In a victory for energy companies, the administration plans to roll back rules covering methane leaks and the “flaring,” or burning, of the potent greenhouse gas.
The resistant E coli sublineage ST131-H22 has become established in poultry.
Cargill Meat Solutions, a Fort Morgan, Colo. establishment, is recalling approximately 25,288 pounds of ground beef products that may be contaminated with E. coli O157:H7, the U.S. Department of Agriculture’s Food Safety and Inspection Service (FSIS) announced today.
Earlier conventional lab tests highly suggest that the Ebola Zaire species is the cause of the latest outbreak, but the WHO said genetic sequencing is needed to confirm the finding. Ebola Zaire is the species most deadly to humans. Genetic characterization will help guide the use of vaccines and drugs; VSV-EBOV, the candidate vaccine furthest along in clinical trials, targets the Ebola Zaire species and could be used if the new outbreak strain matches the vaccine strain. Ebola Zaire caused both the earlier DRC outbreak that was declared over on Jul 24 and the devastating 2014-16 outbreak in West Africa.
Earlier this week, a new appointment for chief scientist at the U.S. Department of Agriculture (USDA) was announced, and it’s a 30-year veteran of Dow Agrosciences. Really?
Administration officials are touting the fact that Scott Hutchins is actually a scientist — unlike their last pick. The nomination of Sam Clovis, an openly racist radio talk-show host and Trump campaign team alum, was withdrawn last November, after it generated outrage across the political spectrum.
Any old scientist?
So yes, Hutchins is a scientist. Does that qualify him to guide USDA’s $2.9 billion research budget? Um, no.
To see if small mammalian predators influence tick infection rates, researchers placed camera traps at dozens of sites throughout Dutchess County in the summers of 2012 and 2013. Trap visitors included coyote, fox, bobcat, fisher, raccoon, and opossum. Then the investigators surveyed and tested ticks at the camera trap sites.
Locations with high predator diversity had lower infection prevalence of nymphal ticks than sites dominated by coyotes. Numbers of nymphal ticks were lowest where forest cover was higher, and bobcats, foxes, and opossums were associated with a reduction in tick infection.
The chlorine washing of food, the controversial “cleaning” technique used by many US poultry producers who want access to the British market post-Brexit, does not remove contaminants, a new study has found. The investigation, by a team of microbiologists from Southampton University and published in the US journal mBio, found that bacilli such as listeria and salmonella remain completely active after chlorine washing. The process merely makes it impossible to culture them in the lab, giving the false impression that the chlorine washing has been effective. Apart from a few voluntary codes, the American poultry industry is unregulated compared with that in the EU, allowing for flocks to be kept in far greater densities and leading to a much higher incidence of infection.

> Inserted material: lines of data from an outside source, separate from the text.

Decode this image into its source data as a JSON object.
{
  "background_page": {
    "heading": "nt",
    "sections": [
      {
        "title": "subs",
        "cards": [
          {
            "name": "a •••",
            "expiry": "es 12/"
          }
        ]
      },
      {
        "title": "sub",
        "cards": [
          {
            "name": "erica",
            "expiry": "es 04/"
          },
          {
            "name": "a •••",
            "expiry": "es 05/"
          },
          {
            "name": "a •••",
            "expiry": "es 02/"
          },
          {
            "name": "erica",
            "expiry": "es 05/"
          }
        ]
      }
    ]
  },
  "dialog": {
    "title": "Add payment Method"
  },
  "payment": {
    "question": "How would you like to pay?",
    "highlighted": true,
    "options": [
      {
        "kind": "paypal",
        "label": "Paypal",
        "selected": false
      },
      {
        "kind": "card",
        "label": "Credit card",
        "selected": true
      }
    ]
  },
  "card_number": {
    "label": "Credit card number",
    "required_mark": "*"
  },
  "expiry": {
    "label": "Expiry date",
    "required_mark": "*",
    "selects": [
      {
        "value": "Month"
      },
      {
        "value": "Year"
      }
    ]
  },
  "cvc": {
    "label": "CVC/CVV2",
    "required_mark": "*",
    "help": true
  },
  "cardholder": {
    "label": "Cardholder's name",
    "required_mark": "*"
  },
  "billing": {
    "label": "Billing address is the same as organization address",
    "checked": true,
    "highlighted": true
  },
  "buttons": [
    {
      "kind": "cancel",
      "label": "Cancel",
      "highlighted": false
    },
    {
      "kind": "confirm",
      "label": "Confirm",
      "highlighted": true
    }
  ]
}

While chicken farmers in the EU manage contamination through higher welfare standards, smaller flock densities and inoculation, chlorine washing is routinely used in the US right at the end of the process, after slaughter, to clean carcasses. This latest study indicates it simply doesn’t work.
We confirm the existence of overnight “sleep” movement for some trees, but conclude that circadian movement is a variable phenomenon in plants, probably controlled by a complex combination of anatomical, physiological, and morphological factors.